Participatory Integrated Climate Services for Agriculture (PICSA) is a participatory approach for climate services and agricultural extension, developed by researchers at the University of Reading. PICSA aims to support smallholder farmers to make informed decisions under variable and changing climatic conditions. It does this through combining: i) accurate, locally-specific climate and weather information, ii) locally relevant crop, livestock and livelihood options, and iii) participatory decision-making tools.

The Challenge

Smallholder farming is vital for the food security and livelihoods of millions of people across the developing world. However, critical farming decisions depend on highly variable climatic factors such as the amount of rain that falls, extreme temperature, the timing of seasonal changes, as well as the occurrence of extreme conditions like dry spells and floods. Farmers thus face substantial risks and difficult decisions when planning their activities.

The PICSA Approach

PICSA places farmers at the centre of its approach, and helps them to address the above challenges through integrating:

  1. Communication of historical climate information, as well as seasonal and short term forecasts, in a way that is relevant and useful for farmers.
  2. Exploring crop, livestock and livelihood options available to farmers that may help them deal with climate and weather-related challenges.
  3. Using participatory decision-making tools that assist farmers to make informed decisions when planning their activities.


The PICSA Approach

The PICSA Principles

PICSA promotes farmer empowerment through two guiding principles:

  • ‘The Farmer Decides’ – farmers are best placed to make decisions about their agricultural practices, because they have detailed knowledge of their farm, system and environment, and they also face the consequences (whether favourable or unfavourable) of their decisions.
  • ‘Options by Context’ – different farmers have different contexts. This includes differences in wealth, education, land, goals and attitudes to risk. Therefore, what works for one farmer might not work for another. Farmers should thus make decisions that are right for their own contexts.
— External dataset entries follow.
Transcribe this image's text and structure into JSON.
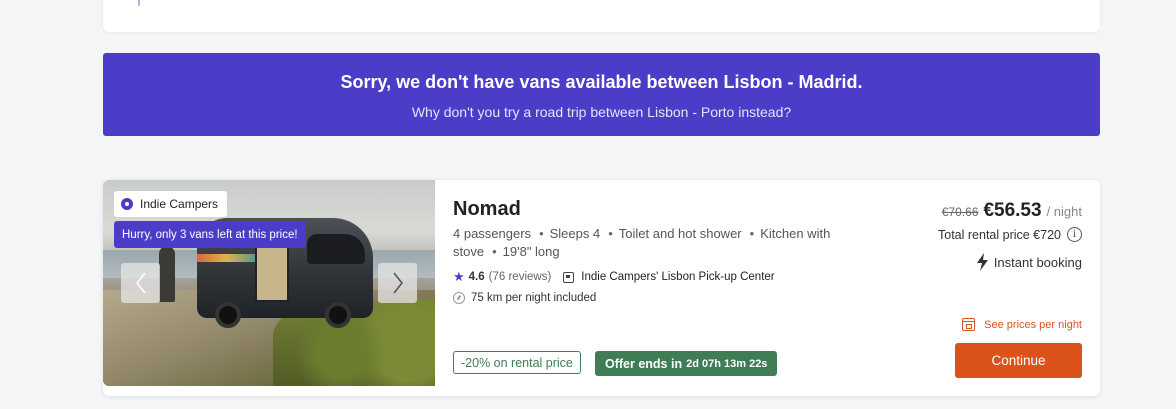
{
  "banner": {
    "title": "Sorry, we don't have vans available between Lisbon - Madrid.",
    "subtitle": "Why don't you try a road trip between Lisbon - Porto instead?"
  },
  "listing": {
    "brand": "Indie Campers",
    "urgency": "Hurry, only 3 vans left at this price!",
    "name": "Nomad",
    "features": [
      "4 passengers",
      "Sleeps 4",
      "Toilet and hot shower",
      "Kitchen with stove",
      "19'8\" long"
    ],
    "rating": "4.6",
    "reviews": "(76 reviews)",
    "location": "Indie Campers' Lisbon Pick-up Center",
    "km_included": "75 km per night included",
    "discount": "-20% on rental price",
    "offer_label": "Offer ends in",
    "offer_timer": "2d 07h 13m 22s",
    "old_price": "€70.66",
    "price": "€56.53",
    "per_night": "/ night",
    "total": "Total rental price €720",
    "instant_booking": "Instant booking",
    "see_prices": "See prices per night",
    "continue": "Continue"
  },
  "icons": {
    "brand": "brand-logo-icon",
    "prev": "chevron-left-icon",
    "next": "chevron-right-icon",
    "star": "star-icon",
    "location": "location-icon",
    "km": "odometer-icon",
    "info": "info-icon",
    "bolt": "bolt-icon",
    "calendar": "calendar-icon"
  },
  "colors": {
    "accent": "#4c3dc8",
    "cta": "#dc521b",
    "offer_green": "#3e7d55"
  }
}
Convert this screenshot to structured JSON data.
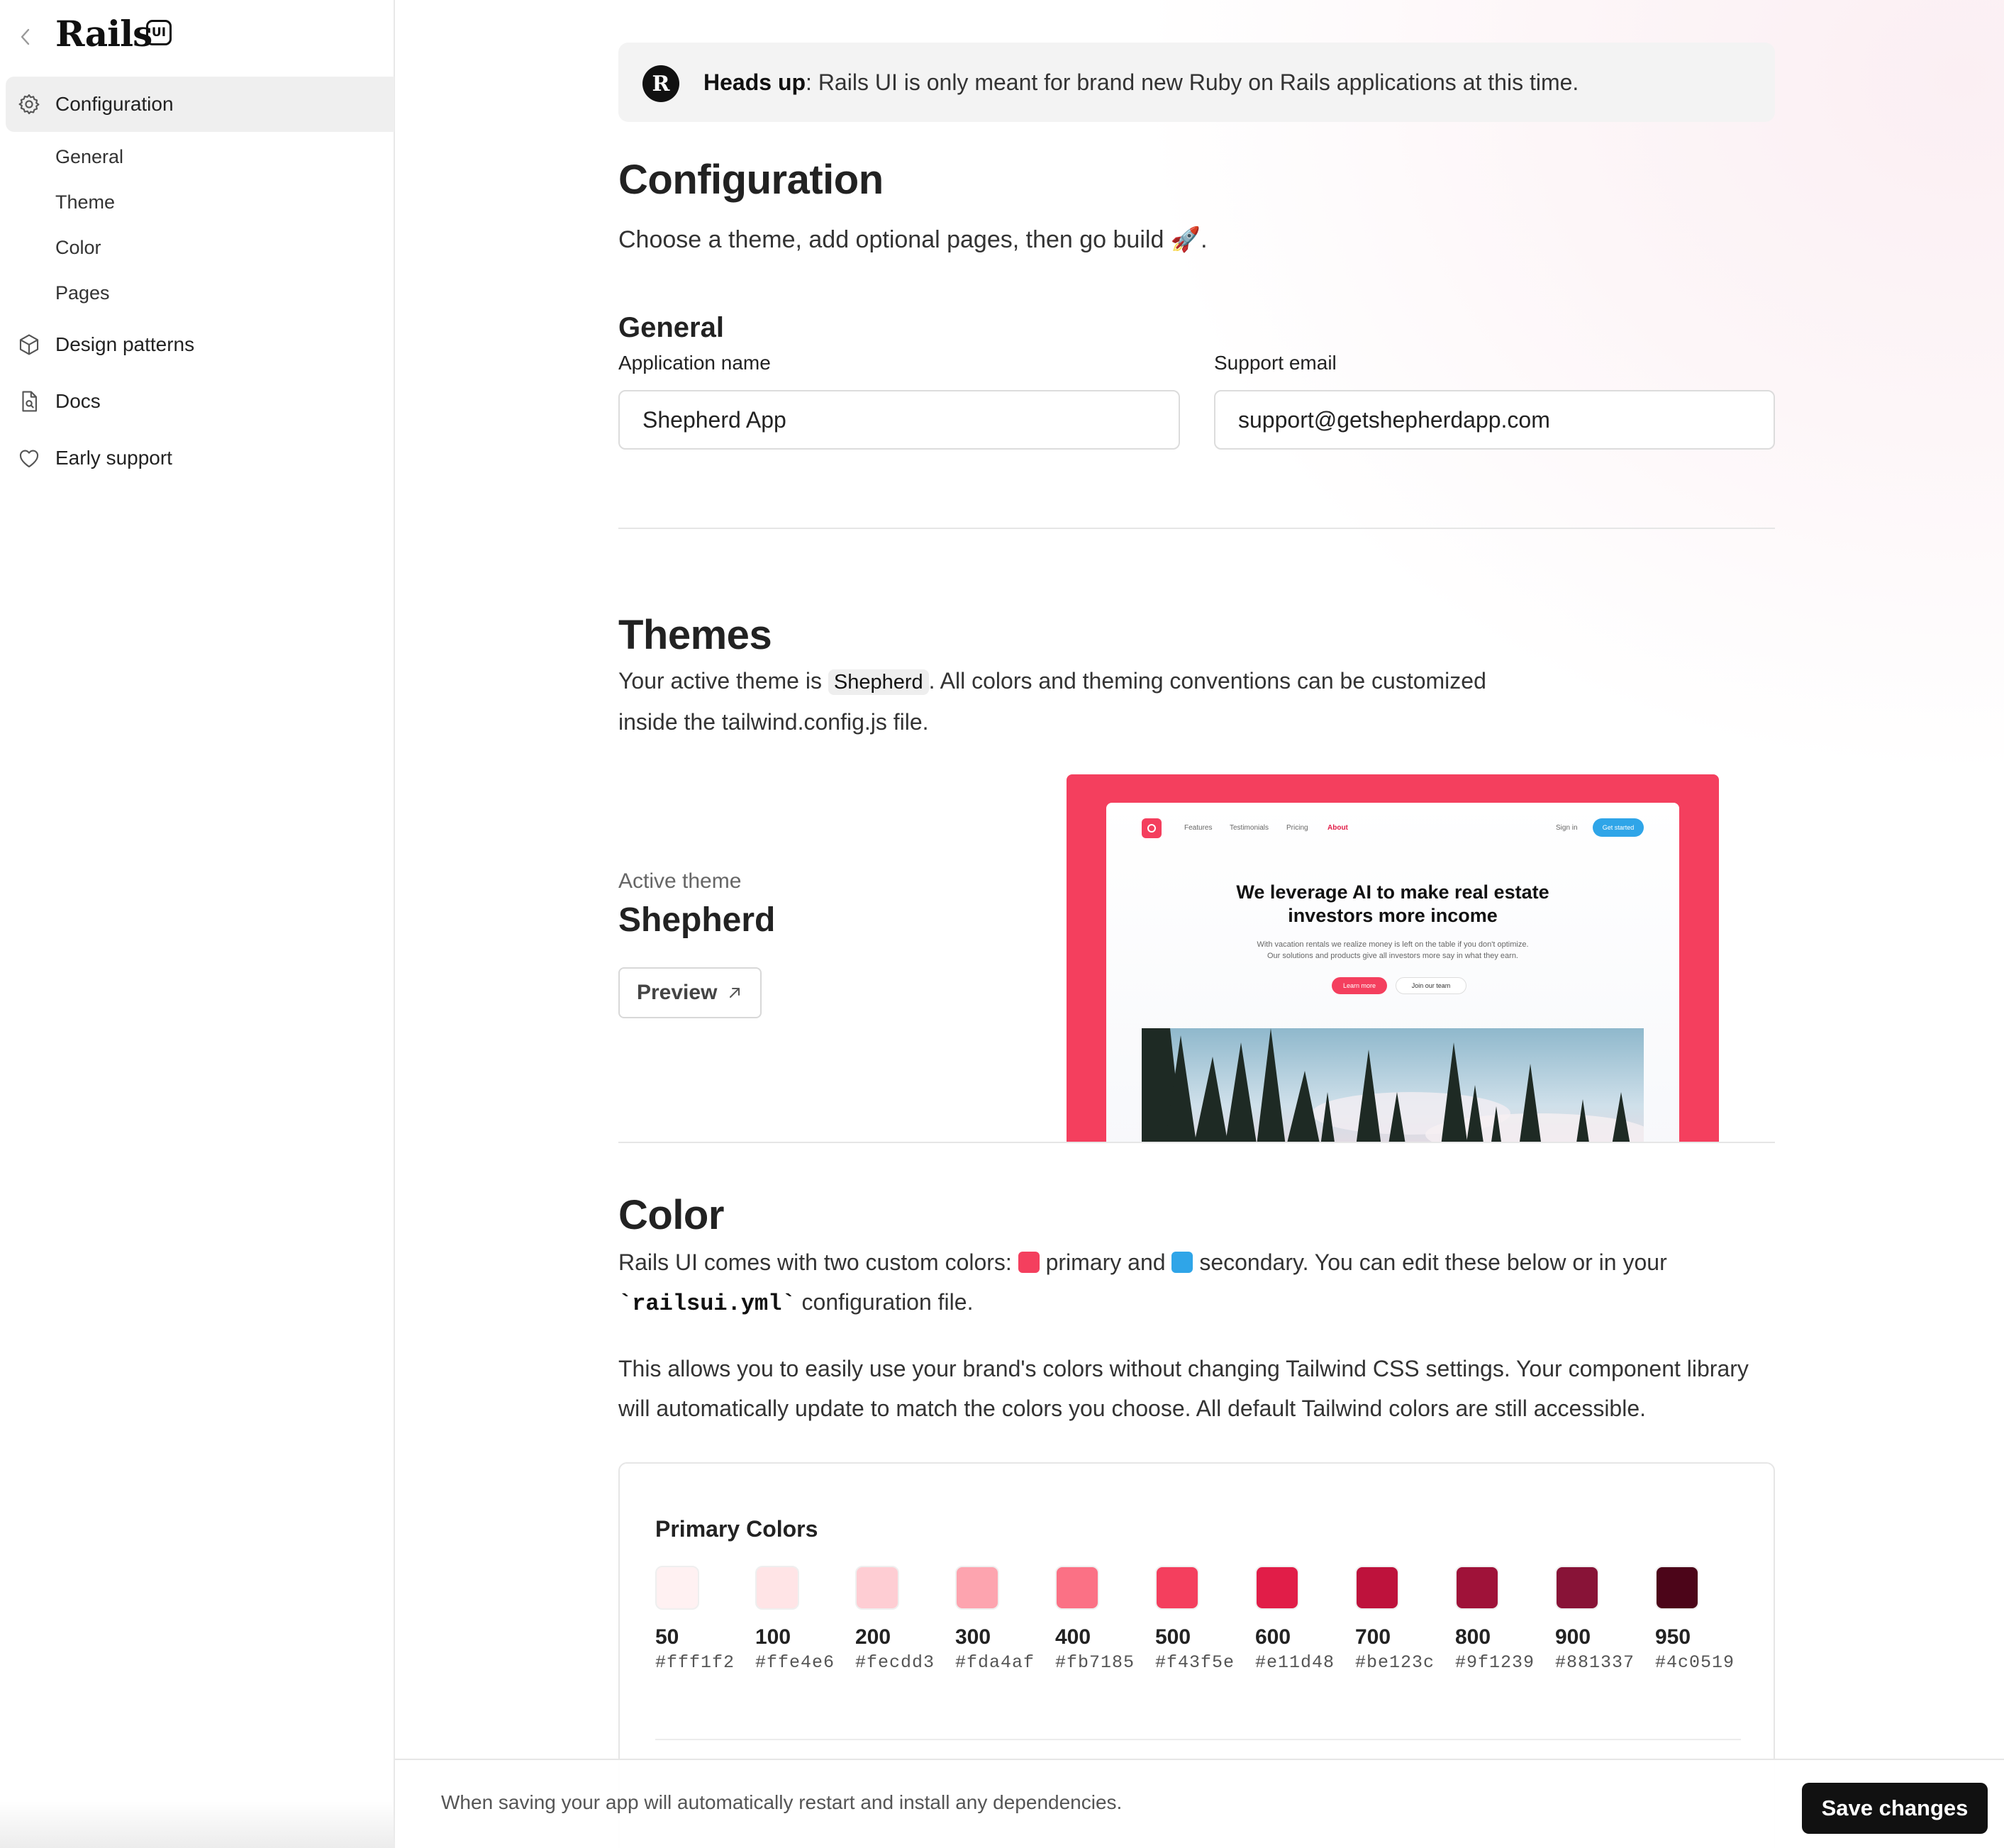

In practice, 12 logical steps make up the PICSA approach. Agricultural field staff implement these steps with farmers, starting long before the growing season, then continuing shortly before, during, and after the season. See our Resources page for more details on the steps.


PICSA began in 2011 when researchers from the University of Reading used participatory research methods to explore historical climate data with farmers in Zimbabwe. The farmers indicated the methods were useful for helping them make decisions, and so the researchers developed them further to create PICSA. The PICSA field manual formalised the approach in 2015, and can be found in our Resources page. PICSA has experienced a surge in interest and demand from regional organisations, governments and non-governmental organisations. As a result, it is now being implemented in more than 20 countries and reaching tens of thousands of farmers worldwide.